Edge of Eternity Early Impressions
From the March 2023 Humble Choice bundle, I took a look at Edge of Eternity. This wasn’t the original plan. Originally, I was to take a look at Biomutant. And… I did. Briefly. I made the fatal flaw of daring to play it, on PC mind-you, with a mouse and keyboard. It was hate at first contact. There is a weird swing in camera position that happens before it starts to pivot, and on PC’s native controls at least, it feels truly awful.
I gave controller a go — I’ve certainly softened my position on using a controller for PC games over the years, but at least so far as Biomutant was concerned… The damage was done. Controller was better, but not good enough to keep me going. Fortunately, Stalkingvengeance over at Cubic Creativity picked Biomutant up and played it instead, with much greater success.
So we swapped. And I got to play Edge of Eternity as well — an RPG in the stylings of the PlayStation 1 and 2 era Final Fantasy titles.
I think for anyone who played those types of games as a kid, there is something familiar and homely about playing games in this genre. Certainly, that’s true for me at least. I can barely tolerate grinding in my games these days, but sit me in front of this style of RPG and old habits come out nigh immediately. Exploring every nook and cranny for the chest inevitably hidden there, yes. Also? Taking on every battle I see to maximise XP in the range of systems that demand it.
Which in the Edge of Eternity, so far, includes both your weapons and your characters.
Random battles are not a thing. You’ll be able to see the enemies around you and make a choice as to whether or not to beeline toward them, yelling a battle cry, or to instead duck and weave right through their midst flipping the bird as you leave them in your dust.
Especially given the fact your HP and MP recover between battles though, there is really only one natural and correct answer there.
With the three hours I’ve given the game so far, I’ve unlocked mounts, crafting on consumables, crafting of weapons, gem sockets on said weapons, hunting boards and just in general a wide slew of systems.
And if I was a betting man, I’d suggest that there were still plenty more to come. Or at a minimum, further depth and complexities for the ones I’ve already unlocked.
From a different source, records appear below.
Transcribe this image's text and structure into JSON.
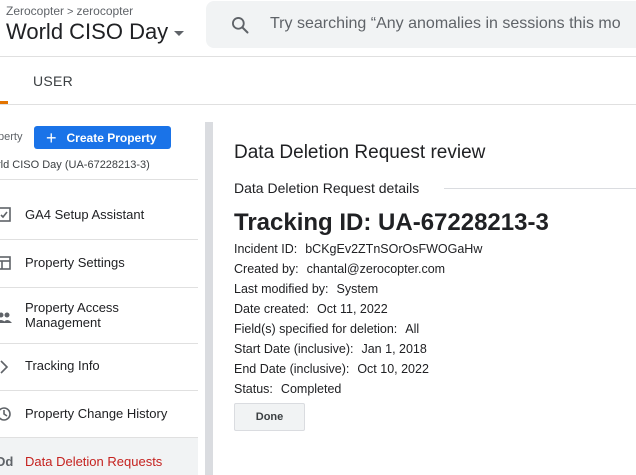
{
  "header": {
    "breadcrumb": [
      "Zerocopter",
      "zerocopter"
    ],
    "account_title": "World CISO Day",
    "search_placeholder": "Try searching “Any anomalies in sessions this mo"
  },
  "tabs": {
    "user": "USER"
  },
  "sidebar": {
    "property_label": "perty",
    "create_property": "Create Property",
    "property_name": "rld CISO Day (UA-67228213-3)",
    "items": [
      {
        "label": "GA4 Setup Assistant",
        "icon": "clipboard-check-icon"
      },
      {
        "label": "Property Settings",
        "icon": "layout-icon"
      },
      {
        "label": "Property Access Management",
        "icon": "people-icon"
      },
      {
        "label": "Tracking Info",
        "icon": "chevron-right-icon"
      },
      {
        "label": "Property Change History",
        "icon": "history-icon"
      },
      {
        "label": "Data Deletion Requests",
        "icon": "dd-icon"
      }
    ]
  },
  "main": {
    "title": "Data Deletion Request review",
    "subtitle": "Data Deletion Request details",
    "tracking_id": "Tracking ID:  UA-67228213-3",
    "details": [
      {
        "label": "Incident ID:",
        "value": "bCKgEv2ZTnSOrOsFWOGaHw"
      },
      {
        "label": "Created by:",
        "value": "chantal@zerocopter.com"
      },
      {
        "label": "Last modified by:",
        "value": "System"
      },
      {
        "label": "Date created:",
        "value": "Oct 11, 2022"
      },
      {
        "label": "Field(s) specified for deletion:",
        "value": "All"
      },
      {
        "label": "Start Date (inclusive):",
        "value": "Jan 1, 2018"
      },
      {
        "label": "End Date (inclusive):",
        "value": "Oct 10, 2022"
      },
      {
        "label": "Status:",
        "value": "Completed"
      }
    ],
    "done": "Done"
  },
  "colors": {
    "accent": "#1a73e8",
    "active_text": "#c5221f",
    "tab_indicator": "#e37400"
  }
}
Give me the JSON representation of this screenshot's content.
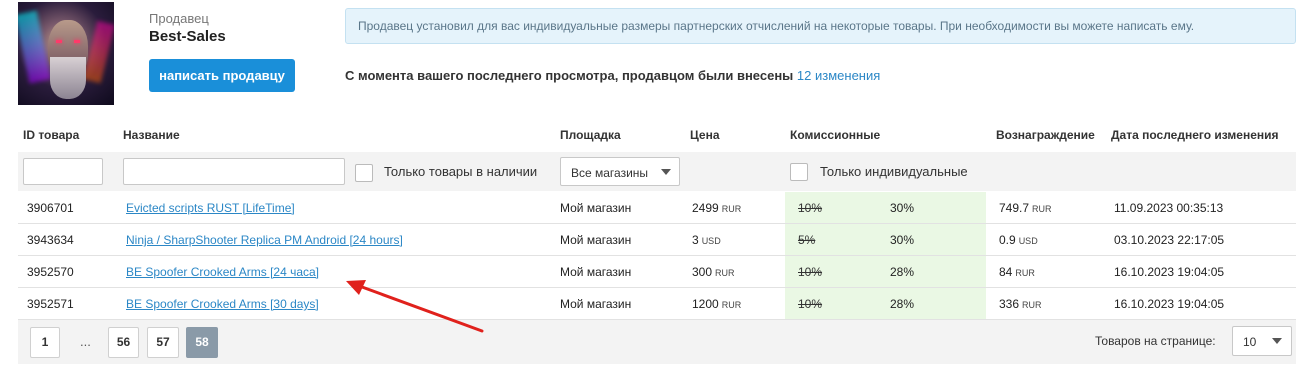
{
  "seller": {
    "label": "Продавец",
    "name": "Best-Sales",
    "write_button": "написать продавцу"
  },
  "info_message": "Продавец установил для вас индивидуальные размеры партнерских отчислений на некоторые товары. При необходимости вы можете написать ему.",
  "changes": {
    "text": "С момента вашего последнего просмотра, продавцом были внесены",
    "link": "12 изменения"
  },
  "table": {
    "headers": {
      "id": "ID товара",
      "name": "Название",
      "platform": "Площадка",
      "price": "Цена",
      "commission": "Комиссионные",
      "reward": "Вознаграждение",
      "date": "Дата последнего изменения"
    },
    "filters": {
      "id_value": "",
      "name_value": "",
      "in_stock_label": "Только товары в наличии",
      "in_stock_checked": false,
      "store_select": "Все магазины",
      "individual_label": "Только индивидуальные",
      "individual_checked": false
    },
    "rows": [
      {
        "id": "3906701",
        "name": "Evicted scripts RUST [LifeTime]",
        "platform": "Мой магазин",
        "price": "2499",
        "price_cur": "RUR",
        "old_commission": "10%",
        "commission": "30%",
        "reward": "749.7",
        "reward_cur": "RUR",
        "date": "11.09.2023 00:35:13"
      },
      {
        "id": "3943634",
        "name": "Ninja / SharpShooter Replica PM Android [24 hours]",
        "platform": "Мой магазин",
        "price": "3",
        "price_cur": "USD",
        "old_commission": "5%",
        "commission": "30%",
        "reward": "0.9",
        "reward_cur": "USD",
        "date": "03.10.2023 22:17:05"
      },
      {
        "id": "3952570",
        "name": "BE Spoofer Crooked Arms [24 часа]",
        "platform": "Мой магазин",
        "price": "300",
        "price_cur": "RUR",
        "old_commission": "10%",
        "commission": "28%",
        "reward": "84",
        "reward_cur": "RUR",
        "date": "16.10.2023 19:04:05"
      },
      {
        "id": "3952571",
        "name": "BE Spoofer Crooked Arms [30 days]",
        "platform": "Мой магазин",
        "price": "1200",
        "price_cur": "RUR",
        "old_commission": "10%",
        "commission": "28%",
        "reward": "336",
        "reward_cur": "RUR",
        "date": "16.10.2023 19:04:05"
      }
    ]
  },
  "pagination": {
    "pages": [
      "1",
      "56",
      "57",
      "58"
    ],
    "ellipsis": "...",
    "current": "58",
    "per_page_label": "Товаров на странице:",
    "per_page_value": "10"
  },
  "colors": {
    "accent": "#1a8fd9",
    "link": "#2b87c6",
    "commission_bg": "#eaf8e4",
    "annotation_arrow": "#e0211c"
  },
  "icons": {
    "dropdown": "caret-down-icon",
    "annotation": "red-arrow-icon"
  }
}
There seems to be a lot here already to keep you going if the systems are what you come for.
Changing tack a bit, to discuss the story… It’s very much as you’d expect. Youngsters find themselves in a world a trouble that quickly ratchets up to 11. Without spoiling anything that isn’t told to you in essentially the opening scenes, your world is under assault by technologically advanced aliens. At first they seemingly came in peace and offered up technology for the betterment of your people.
But… something changed, and it has been all-out war for some time now. To top it all off, there is a disease known as the Corrosion, seemingly a further ‘gift’ from the aliens, that painfully distorts the body before ultimately killing the victim.
It might not be anything particularly revolutionary, but it does the job. I’m invested and can see — or at least, think I can see — some of the twists to come.
The dialog of the game is partially voiced, including for your main character, Daryon. It’s not… excellent. Not all of it at least. Daryon’s voice has grown on me, and some of the others aren’t too bad, either.
But it’s worth bearing in mind that this was not a game developed with the aid of a near unlimited budget. It was rather built up by a rather small indie studio. That the game looks and sounds as well as it does should probably be taken as something of a miracle. But it still could be a little jarring initially. The character models seem just ever so slightly off, particularly faces.
Combat animations, so far, are also on the very basic side, although I will at the very least concede that for a game of this scope, I’m so early in that I cannot really say how this might end up. There are signs, through the spells that I have already socketed via the gems to my characters, that this might be only a short-term problem.
I would say that if you’re already a fan of the genre, then you’re going to be in for a good time here. Well worth making March’s Humble Choice bundle a grab. Hell, if you miss it — Edge of Eternity is not too expensive in its own right, and would support the developers that extra little bit to grab it more directly.
But if you’re not already a fan, if you’ve bounced off these types of games in the past… Don’t expect it to change your mind.
The game is all about the comfy cadence of moving around the world, leaving a swath of death in your wake, before finally working your way toward the next big story beat or boss as the main reward for the time spent so far, all the while moving from youngsters with barely an ounce of power to… well, still youngsters, but with the power to test the gods themselves.